The Rainhill Trials was an important competition run in October 1829, to test George Stephenson’s argument that locomotives would provide the best motive power for the then nearly-completed Liverpool and Manchester Railway. Five locomotives were entered, running along one mile length of level track at Rainhill, in Lancashire.

The Rainhill Trials of locomotives
Picture: www.sciencephoto.com

The directors of the Liverpool and Manchester Railway had originally intended to use stationary steam engines to haul trains along the railway using cables. They had appointed George Stephenson as their engineer of the line in 1826, and he strongly advocated for the use of steam locomotives instead. As the railway was approaching completion, the directors decided to hold a competition to decide whether locomotives could be used to pull the trains; these became the Rainhill Trials. A prize of £500 (equal to £44324 today) was offered to the winner of the trials. Three notable engineers were selected as judges: John Urpeth Rastrick, a locomotive engineer of Stourbridge, Nicholas Wood, a mining engineer from Killingworth with considerable locomotive design experience, and John Kennedy, a Manchester cotton spinner and a major proponent of the railway.

The Rainhill Trials of locomotives
Picture: www.sciencephoto.com

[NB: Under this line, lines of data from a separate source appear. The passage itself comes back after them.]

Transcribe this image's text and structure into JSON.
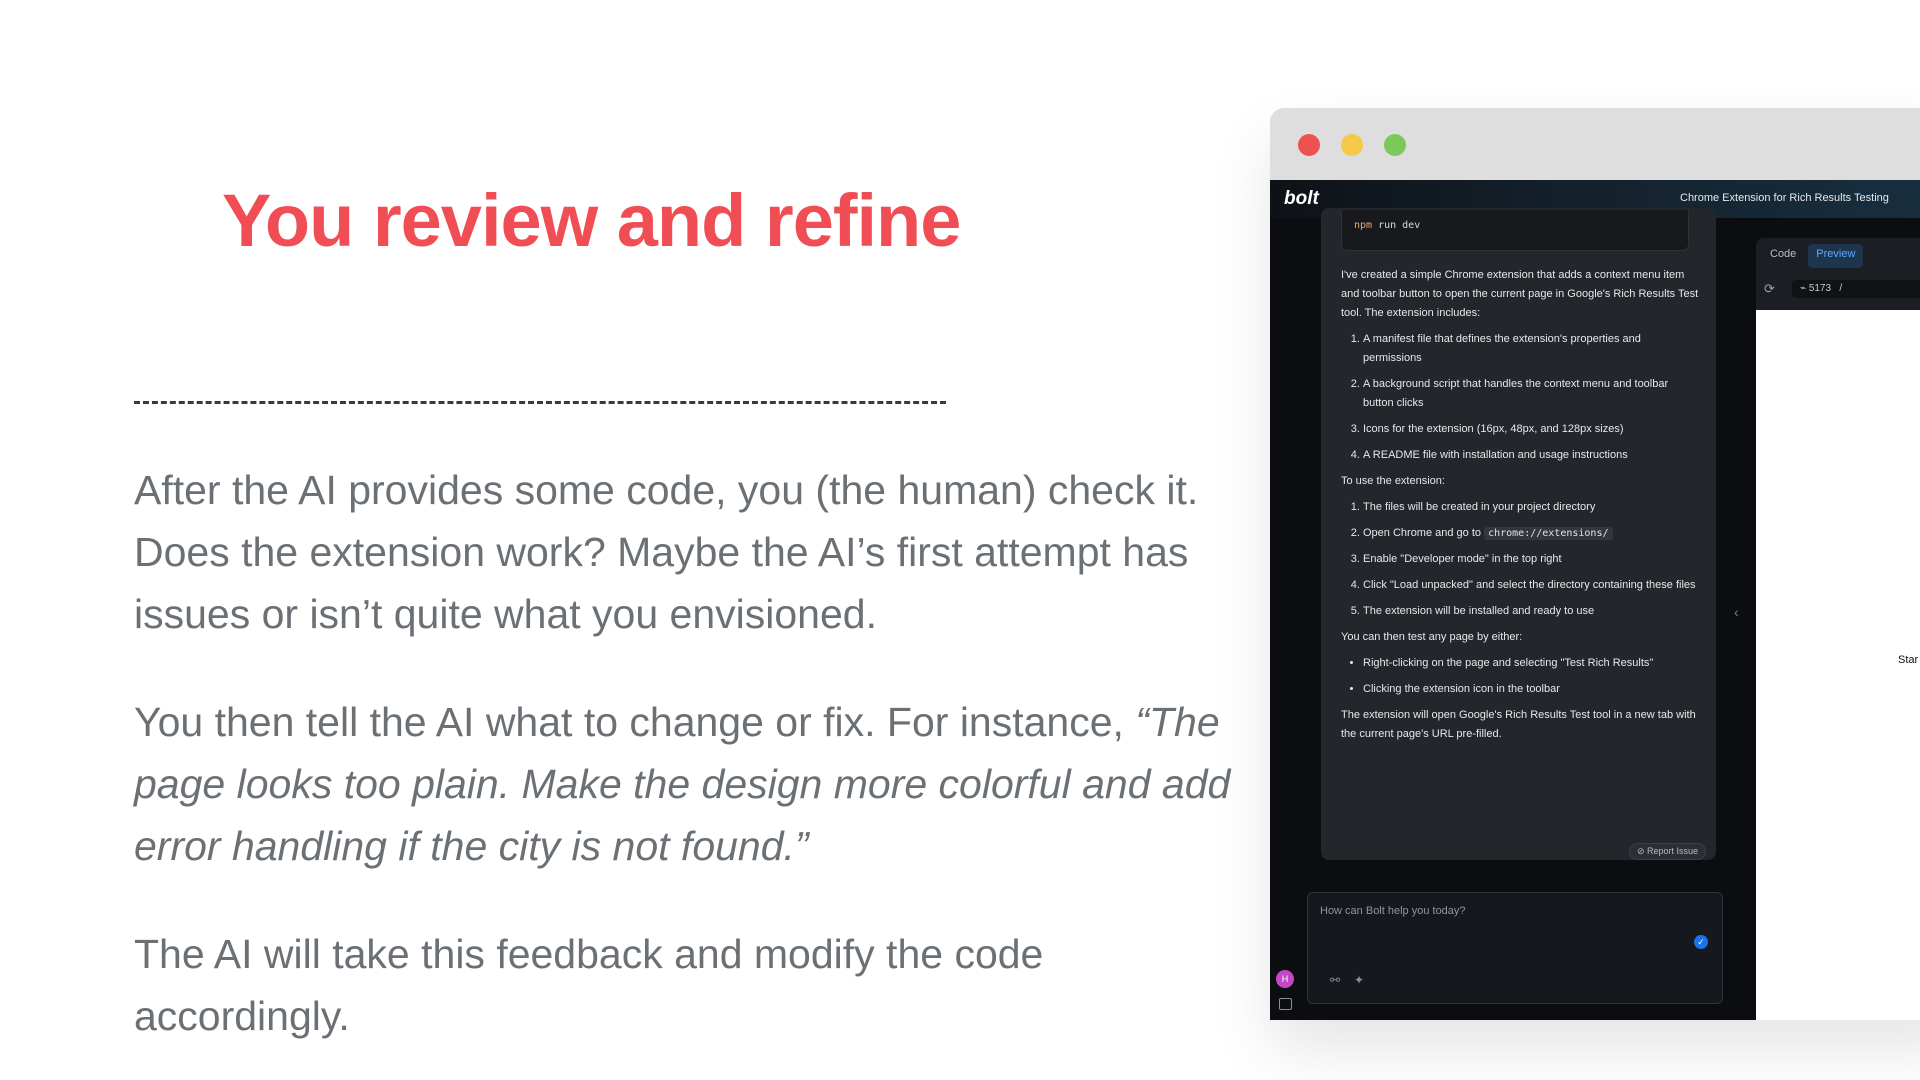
{
  "slide": {
    "title": "You review and refine",
    "paragraph1": "After the AI provides some code, you (the human) check it. Does the extension work? Maybe the AI’s first attempt has issues or isn’t quite what you envisioned.",
    "paragraph2_lead": "You then tell the AI what to change or fix. For instance, ",
    "paragraph2_quote": "“The page looks too plain. Make the design more colorful and add error handling if the city is not found.”",
    "paragraph3": "The AI will take this feedback and modify the code accordingly.",
    "accent_color": "#f04e54"
  },
  "app": {
    "logo": "bolt",
    "project_title": "Chrome Extension for Rich Results Testing",
    "code_prefix": "npm",
    "code_rest": " run dev",
    "intro": "I've created a simple Chrome extension that adds a context menu item and toolbar button to open the current page in Google's Rich Results Test tool. The extension includes:",
    "includes": [
      "A manifest file that defines the extension's properties and permissions",
      "A background script that handles the context menu and toolbar button clicks",
      "Icons for the extension (16px, 48px, and 128px sizes)",
      "A README file with installation and usage instructions"
    ],
    "use_heading": "To use the extension:",
    "steps": {
      "s1": "The files will be created in your project directory",
      "s2_pre": "Open Chrome and go to ",
      "s2_code": "chrome://extensions/",
      "s3": "Enable \"Developer mode\" in the top right",
      "s4": "Click \"Load unpacked\" and select the directory containing these files",
      "s5": "The extension will be installed and ready to use"
    },
    "test_heading": "You can then test any page by either:",
    "test_methods": [
      "Right-clicking on the page and selecting \"Test Rich Results\"",
      "Clicking the extension icon in the toolbar"
    ],
    "closing": "The extension will open Google's Rich Results Test tool in a new tab with the current page's URL pre-filled.",
    "report_issue": "⊘ Report Issue",
    "input_placeholder": "How can Bolt help you today?",
    "avatar_initial": "H",
    "tabs": [
      "Code",
      "Preview"
    ],
    "active_tab": "Preview",
    "port": "5173",
    "path": "/",
    "preview_text": "Star"
  }
}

Ten locomotives were officially entered for the trials, but on the day the competition began — 6 October 1829 — only five locomotives were available to run:

  • Cycloped, a horse-powered locomotive built by Thomas Shaw Brandreth.
  • Novelty, the world’s first tank locomotive, built by John Ericsson and John Braithwaite.
  • Perseverance, a vertical boilered locomotive, built by Timothy Burstall.
  • Rocket, designed by George and Robert Stephenson; built by Robert Stephenson and Company.
  • Sans Pareil, built by Timothy Hackworth.

Stephenson’s Rocket was the only locomotive to complete the trials, and was declared the winner. The directors of the L&MR accepted that locomotives should operate services on their new line, and George and Robert Stephenson were given the contract to produce locomotives for the railway.

The Rainhill Trials of locomotives
Picture: www.sciencephoto.com

Railway magazine “Railway Supply”